You may notice them putting the food in their mouth and suckling on them more than eating them, and that's totally okay! It may take a few tries for baby to like eating specific foods, so don't be discouraged if they don't immediately take to your family's favorite meal. Size-wise, start with potato-chip-sized foods and work your way down in size as they start to pick things up with their fingers as opposed to their whole hand.
Foods to Avoid
As much as sugar is delicious, I would highly recommend NOT starting with anything with processed sugar until your baby is about 2 years old. Sugar triggers a strong dopamine response in the brain as it triggers the brain's reward pathway, so feeding babies processed foods can create a preference for sweets as opposed to savory foods or fruits and veggies. Fruits, of course, are an exception to this rule, as naturally-occurring sugar is much easier for baby to break down and isn't found in excess amounts.
In addition, avoiding rice cereals or any processed cereals and replacing them with whole-grains has been found to significantly decrease the probability of childhood diabetes. Introducing whole grains after baby's first birthday allows for optimal nutrition and better carbohydrate sources as opposed to processed white flour which is stripped of bran and other nutrients.
As far as liquids go, your baby should be exclusively drinking breastmilk for their first 6 months. Breastmilk provides ample hydration for your baby, so there's no need for them to start chugging water! If you'd like to introduce water, start to give them little sips around 7-8 months from a sippy cup. Avoid juices and juice boxes until 1-2 years, as more often than not they are packed with extra sugar.
Food Ideas When Starting Out
If you are looking for some baby-approved foods, I recommend:
Organic Beef Liver – Beef liver is a nutrient-dense food that works to help coat the lining of your childs stomach. It also fosters a healthy gut microbiome. Cook beef liver on both sides in a frying pan with olive oil or any healthy oil on medium heat. Then, place the cooked meat in the food processor or blender with a little bit of breast milk and coconut sugar.*
Salmon Roe (Salmon Eggs) – This is a great source of protein, vitamin D, omega-3s, and docosahexaenoic acid (DHA). DHA is crucial to brain, nerve, and eye development, so supplementing your baby's DHA will set them up for success! Make sure to purchase wildly-sourced salmon roe, as farm-raised salmon can contain unknown chemicals.
In addition, SolidStarts.com has a GREAT guide for food sizing for BLW and how to avoid choking hazards when preparing food at different developmental stages.
Keep on Breastfeeding!
It is also worth mentioning that just because a baby eats food doesn't mean breastfeeding should end. Breastfeeding for as long as possible is a great way to boost the health of mom and baby, with benefits including:
Weight loss for mom and weight gain for baby
A stronger immune system for baby
Increased beneficial bacteria (better microbiome) for babies
Nutrients with high bioavailability delivered from breastmilk to baby

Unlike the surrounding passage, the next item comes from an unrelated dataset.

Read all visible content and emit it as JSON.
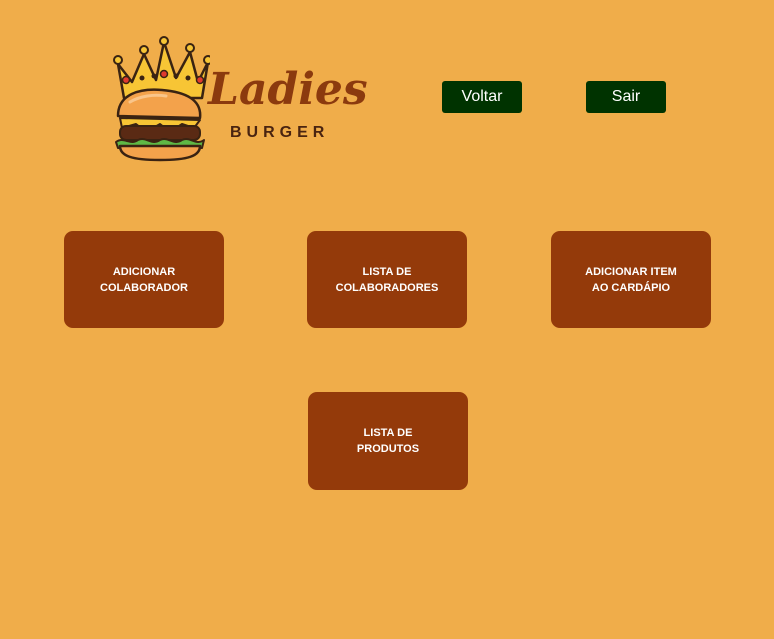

Increased bonding and connection between mother and baby
Ultimately, it is up to you when to stop breastfeeding, so don't be afraid to keep the breast milk and benefits flowing!
Winning At Weaning
Whether you are pregnant, planning your family, or currently nursing your baby, it's never too early or late to prepare for or adjust your breastfeeding journey. Just remember to breathe, embrace the experience, and that your body has the innate ability to care for you and your little one!